### Work order:
Every record that follows is to be copied exactly, with the pictures omitted.

### Data in this exercise:
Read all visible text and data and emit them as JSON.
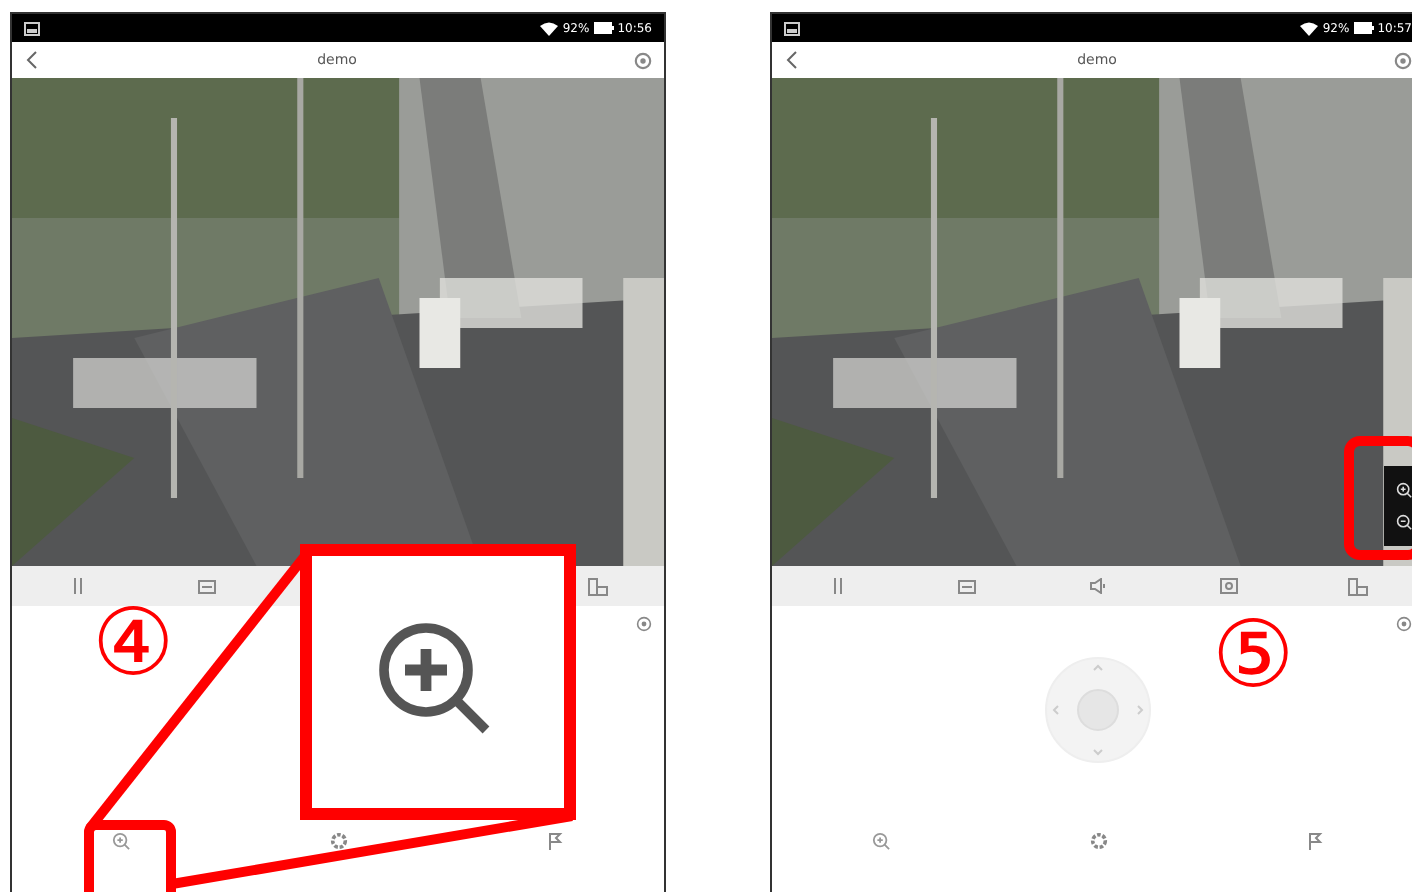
{
  "phones": [
    {
      "status": {
        "battery": "92%",
        "time": "10:56"
      },
      "title": "demo",
      "zoom_panel": false,
      "joystick": false,
      "toolbar": [
        {
          "kind": "pause"
        },
        {
          "kind": "film"
        },
        {
          "kind": "hidden"
        },
        {
          "kind": "hidden"
        },
        {
          "kind": "phone"
        }
      ],
      "bottom": [
        {
          "kind": "zoom"
        },
        {
          "kind": "preset"
        },
        {
          "kind": "flag"
        }
      ]
    },
    {
      "status": {
        "battery": "92%",
        "time": "10:57"
      },
      "title": "demo",
      "zoom_panel": true,
      "joystick": true,
      "toolbar": [
        {
          "kind": "pause"
        },
        {
          "kind": "film"
        },
        {
          "kind": "speaker"
        },
        {
          "kind": "snapshot"
        },
        {
          "kind": "phone"
        }
      ],
      "bottom": [
        {
          "kind": "zoom"
        },
        {
          "kind": "preset"
        },
        {
          "kind": "flag"
        }
      ]
    }
  ],
  "annotations": [
    {
      "label": "④"
    },
    {
      "label": "⑤"
    }
  ]
}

### Task solution:
Read all visible text and data and emit them as JSON.
{
  "phones": [
    {
      "status": {
        "battery": "92%",
        "time": "10:56"
      },
      "title": "demo",
      "zoom_panel": false,
      "joystick": false,
      "toolbar": [
        {
          "kind": "pause"
        },
        {
          "kind": "film"
        },
        {
          "kind": "hidden"
        },
        {
          "kind": "hidden"
        },
        {
          "kind": "phone"
        }
      ],
      "bottom": [
        {
          "kind": "zoom"
        },
        {
          "kind": "preset"
        },
        {
          "kind": "flag"
        }
      ]
    },
    {
      "status": {
        "battery": "92%",
        "time": "10:57"
      },
      "title": "demo",
      "zoom_panel": true,
      "joystick": true,
      "toolbar": [
        {
          "kind": "pause"
        },
        {
          "kind": "film"
        },
        {
          "kind": "speaker"
        },
        {
          "kind": "snapshot"
        },
        {
          "kind": "phone"
        }
      ],
      "bottom": [
        {
          "kind": "zoom"
        },
        {
          "kind": "preset"
        },
        {
          "kind": "flag"
        }
      ]
    }
  ],
  "annotations": [
    {
      "label": "④"
    },
    {
      "label": "⑤"
    }
  ]
}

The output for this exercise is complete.